were secular. Suicide terrorism is not overwhelmingly a religious
phenomenon." It is a response to occupation.
Inquiring minds might also consider the suicide bombings carried out by
non-Muslim groups such as the Tamil Tigers in Sri Lanka, the religious
orientation of the abortion clinic bomber or the depredations of Serbian
forces during the Bosnian conflict.
Q: Why is only one of the 47 Muslim-majority countries a free country?
A: Muslim majority countries such as Indonesia, Malaysia, Bangladesh,
and Turkey among many others having held free elections and being
governed by popularly elected governments will dispute the charge that
they are not "free."
Moreover, only in the past 50 years, have more than half of the
Muslim-majority nations been freed from their European colonizers.
Despite winning this freedom, most continued to be client states of
their former colonizers who through the imposition of dictatorial
regimes maintained control, some even to this day.
Opposition to such lack of freedom is generally Islamically-oriented.
Lack of freedom in Muslim nations is in spite of Islam, not because of
Q: Why are so many atrocities committed and threatened by Muslims in the
name of Islam?
A: All major faiths have people who commit, or have committed atrocities
in the name of their religion. But no faith should be held responsible
for the crimes of a few individuals. It seems Prager believes that any
act by Muslims should be blamed on Islam.
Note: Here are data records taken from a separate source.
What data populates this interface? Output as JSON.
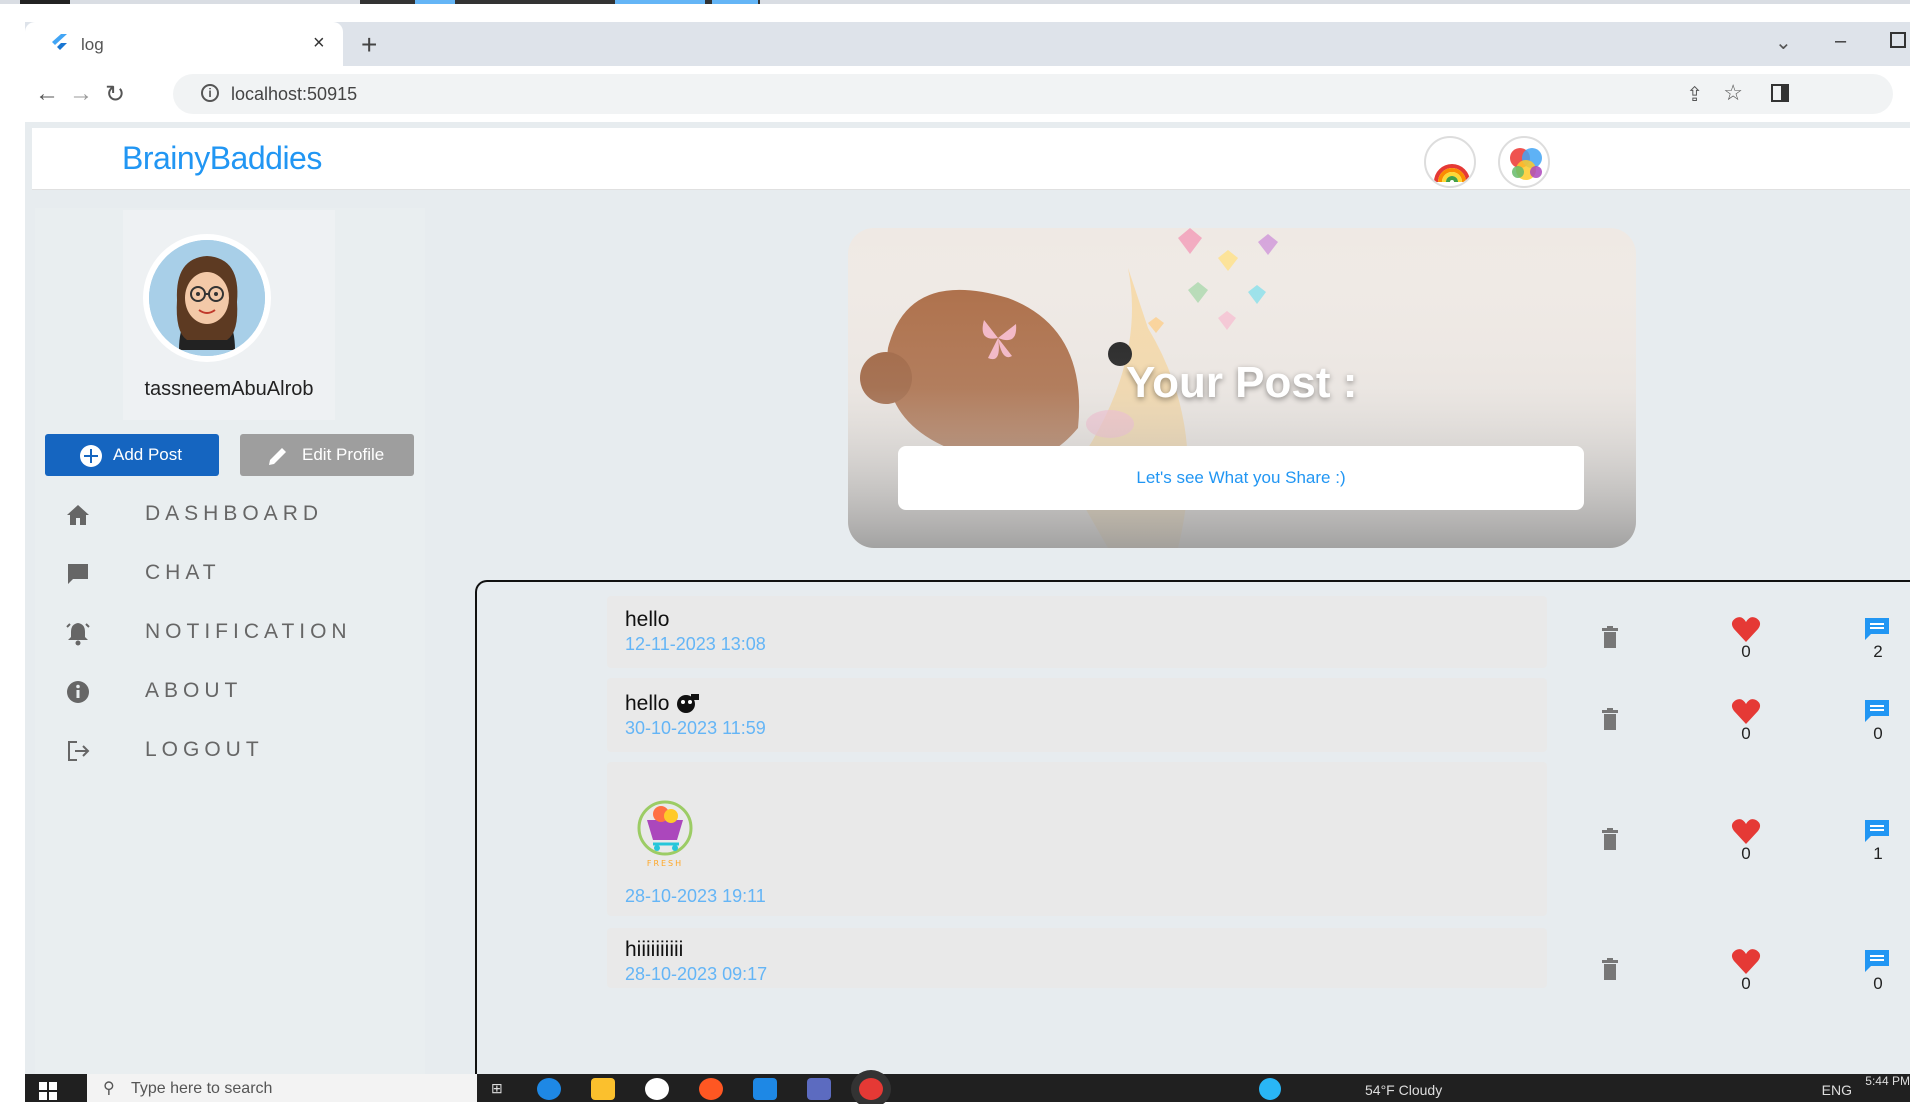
{
  "browser": {
    "tab_title": "log",
    "url": "localhost:50915",
    "new_tab_glyph": "+",
    "close_glyph": "×"
  },
  "app": {
    "brand": "BrainyBaddies",
    "colors": {
      "brand": "#2196f3",
      "primary": "#1565c0",
      "heart": "#e53935",
      "date": "#64b5f6"
    }
  },
  "sidebar": {
    "username": "tassneemAbuAlrob",
    "add_post": "Add Post",
    "edit_profile": "Edit Profile",
    "items": [
      {
        "label": "DASHBOARD",
        "icon": "home-icon"
      },
      {
        "label": "CHAT",
        "icon": "chat-icon"
      },
      {
        "label": "NOTIFICATION",
        "icon": "notification-icon"
      },
      {
        "label": "ABOUT",
        "icon": "info-icon"
      },
      {
        "label": "LOGOUT",
        "icon": "logout-icon"
      }
    ]
  },
  "hero": {
    "title": "Your Post :",
    "input_placeholder": "Let's see What you Share :)"
  },
  "posts": [
    {
      "text": "hello",
      "date": "12-11-2023 13:08",
      "likes": "0",
      "comments": "2"
    },
    {
      "text": "hello",
      "date": "30-10-2023 11:59",
      "likes": "0",
      "comments": "0"
    },
    {
      "text": "",
      "date": "28-10-2023 19:11",
      "likes": "0",
      "comments": "1",
      "image_caption": "FRESH"
    },
    {
      "text": "hiiiiiiiiii",
      "date": "28-10-2023 09:17",
      "likes": "0",
      "comments": "0"
    }
  ],
  "taskbar": {
    "search_placeholder": "Type here to search",
    "weather": "54°F Cloudy",
    "lang": "ENG",
    "time": "5:44 PM"
  }
}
Just as we do not blame the
Crusades or the Israeli atrocities on the faiths of Christianity and
Judaism, we ask others to offer the same respect for our faith.
Again quoting Pape, "The world's leading practitioners of suicide
terrorism are the Tamil Tigers in Sri Lanka - a secular, Marxist-Lennist
group drawn from Hindu families."
Q: Why do countries governed by religious Muslims persecute other
A: While there are areas of the Muslim world in which religious freedom
is not granted to all citizens, it is unfair to claim that this
phenomenon as a problem unique to Islam. Blaming persecution of
minorities on Islam is akin to blaming slavery and segregation on
Christianity. Choosing the Taliban as an example of religious
intolerance in Islam is disingenuous, because the Taliban's religious
perspective has been rejected by mainstream Muslim scholars and Muslims
Every religious group has a responsibility to challenge hate by their
fringe groups. It is unproductive to single out Muslims while remaining
silent about the extremists of other faiths who vilify the faith of
Islam without similar repudiation from Prager and others.
Dealing with the impact of war, poverty, racism, and injustice is our
collective duty. To achieve solutions to these real problems we need
voices that accentuate our common humanity, not use opportunistic smears
of an entire faith to further their parochial agenda.
I would offer a challenge to Mr. Prager. Are you willing to enter into a
real dialogue, not an exercise in one-upmanship, with mainstream
Muslims? If so, CAIR stands ready to facilitate that dialogue, just as I
did when I appeared recently on his program.
We await your response.